Increasing speed endurance allows you to work at a higher rate for longer periods of time. According to sportsfitnessadvisor.com, any athlete who is required to repeat high intensity sprints in quick succession can benefit from this type of training. Repetitions and rest intervals are kept short to develop the ability to tolerate high levels of lactic acid in the muscles. Experts at speedendurance.com say that keeping tall and relaxed is the key to success.
Video of the Day
Fartlek means "speed play" in Swedish and was developed in 1937 by a Swedish running coach. This workout involves short bursts of running efforts followed by short periods of easy recovery effort. For instance, you can run fast for one minute and then recover with a slow jog for one minute. Repeat this interval multiple times. A proper warmup and cool down are recommended.
Short Sprint Intervals
Measure 30 to 50 meters on grass, basketball court, or running track. Place a cone at the start and at five meter intervals. Sprint to the first cone and back. Then, turn and sprint to each cone until you've completed the entire distance. Rest for approximately 90 seconds and then repeat several times.
According to the triathlon website, trifuel.com, track intervals are not all-out runs. They are quick, controlled runs with adequate rest between each repeat. The training benefit occurs during the rest interval as the body is given time to adapt. The length of the speed intervals vary depending on the sport and fitness level of the athlete. Athletes training for a shorter race may do 400 meter repeats with 90 seconds rest in between each interval. Those training for a longer race may do 1,200 meter repeats with adequate rest between each interval.
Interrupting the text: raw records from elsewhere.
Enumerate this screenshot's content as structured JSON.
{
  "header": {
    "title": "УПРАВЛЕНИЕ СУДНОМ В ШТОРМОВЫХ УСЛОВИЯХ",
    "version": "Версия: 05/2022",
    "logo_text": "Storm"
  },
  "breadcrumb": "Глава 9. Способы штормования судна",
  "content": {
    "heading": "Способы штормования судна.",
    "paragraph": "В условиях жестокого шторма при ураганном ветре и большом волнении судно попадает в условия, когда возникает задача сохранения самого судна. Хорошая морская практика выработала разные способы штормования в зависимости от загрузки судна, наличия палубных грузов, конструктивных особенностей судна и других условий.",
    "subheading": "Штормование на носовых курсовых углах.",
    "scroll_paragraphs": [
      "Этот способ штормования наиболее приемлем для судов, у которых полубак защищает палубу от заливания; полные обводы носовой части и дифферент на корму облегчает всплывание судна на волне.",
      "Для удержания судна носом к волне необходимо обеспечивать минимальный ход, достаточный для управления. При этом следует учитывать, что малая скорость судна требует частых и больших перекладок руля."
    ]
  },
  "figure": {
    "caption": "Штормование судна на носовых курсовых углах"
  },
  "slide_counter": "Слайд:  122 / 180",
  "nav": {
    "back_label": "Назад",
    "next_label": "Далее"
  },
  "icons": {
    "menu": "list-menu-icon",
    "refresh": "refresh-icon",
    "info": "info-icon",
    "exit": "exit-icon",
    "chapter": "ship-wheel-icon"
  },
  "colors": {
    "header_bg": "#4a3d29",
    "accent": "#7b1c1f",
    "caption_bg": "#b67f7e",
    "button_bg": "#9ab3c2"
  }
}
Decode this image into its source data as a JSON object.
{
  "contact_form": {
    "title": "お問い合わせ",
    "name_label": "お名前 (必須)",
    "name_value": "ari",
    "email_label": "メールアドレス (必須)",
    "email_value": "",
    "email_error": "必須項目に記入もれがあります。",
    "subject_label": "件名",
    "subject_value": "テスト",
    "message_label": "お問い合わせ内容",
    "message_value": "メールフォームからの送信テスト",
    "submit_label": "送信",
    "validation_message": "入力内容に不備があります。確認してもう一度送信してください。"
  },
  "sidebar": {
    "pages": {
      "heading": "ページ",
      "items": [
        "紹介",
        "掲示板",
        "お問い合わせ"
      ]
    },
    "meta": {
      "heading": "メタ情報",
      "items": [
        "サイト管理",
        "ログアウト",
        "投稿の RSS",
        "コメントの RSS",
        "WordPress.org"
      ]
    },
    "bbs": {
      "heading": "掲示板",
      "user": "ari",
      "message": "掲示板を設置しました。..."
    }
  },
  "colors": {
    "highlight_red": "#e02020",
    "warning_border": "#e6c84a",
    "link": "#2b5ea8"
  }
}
Similar to short intervals, measure out a short distance between 75 meters to 100 meters. Sprint a short distance and "cruise" to end of the measured distance. For each repetition, the sprint portion grows longer as the cruise distance decreases. By the final repeat, you will sprint the entire distance.